Further investments are needed to enhance the competitiveness of NAFTA as a whole, and generate more of the kinds of high-quality jobs that NAFTA’s critics crave, Hufbauer notes. “Each of the three governments must enhance its country’s economic competitiveness by domestic reforms in areas such as education, infrastructure and tax policy. But by cooperating” – with one another, rather than trying to protect their markets from foreign competition – “they can spur the entire North American economy.” Most major firms are aware of the opportunities ahead. According to Kirk Sherr, president of Clearview Strategy Group, a Virginia-based energy consultancy, “For most U.S. large businesses that produce any kind of tangible goods, the likelihood that they have a significant presence in Mexico is very high. Most of them have tremendous investments [there], and it is frequently the case that their Mexican factories and their Mexican production are among their most profitable.”
Moreover, if the next U.S. president moves to leave NAFTA, such a decision might lead the government of Mexico to take retaliatory measures that would have significant negative costs for the U.S. economy and for the large number of U.S. corporations that do business in Mexico. In one possible scenario, argues Hufbauer, the next U.S. president could try to use the six-month termination clause in the NAFTA agreement to negotiate enough concessions from Mexico to preclude the U.S. from actually having to leave NAFTA.
NAFTA “has been more important for Mexico [than for the U.S.], because more than 95% of Mexico’s exports to NAFTA countries have been [shipped to] the United States.”–Daniel Villegas
“My thinking is that it is a three-way negotiation between the Mexican government, Trump or his new trade czar, and U.S. companies,” Hufbauer explains. “What [Trump] really wants to do is to create some story line where jobs are created in the United States. There are a lot of companies in the U.S. that use Mexico as part of their supply chain, which is critical for what they are producing.
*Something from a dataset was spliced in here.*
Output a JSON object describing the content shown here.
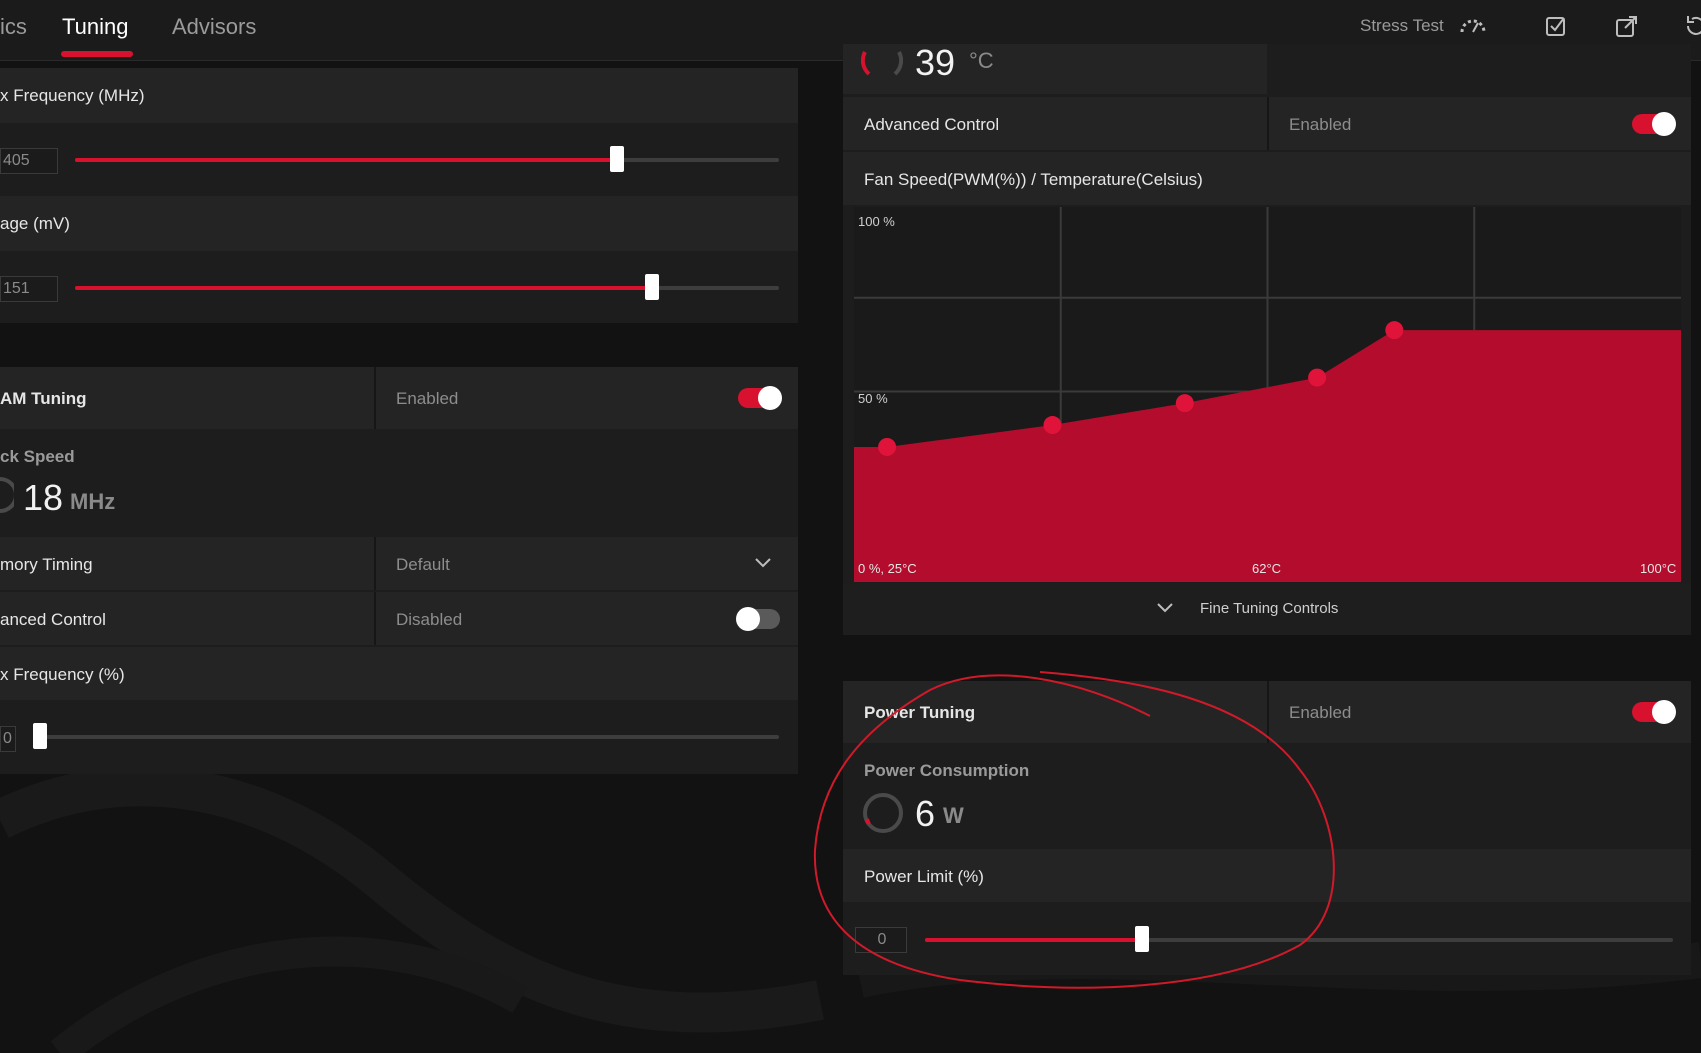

Presumably, he would lean on those companies to enlarge their factories in the U.S.; to build new factories in the U.S.; to do something that would give some visible headline numbers for new employment in the U.S. as the price for not putting tariffs or new tariffs on those particular products. I can imagine Trump doing this and hoping to get a lot of companies [in the U.S.] to pledge to build in the U.S.”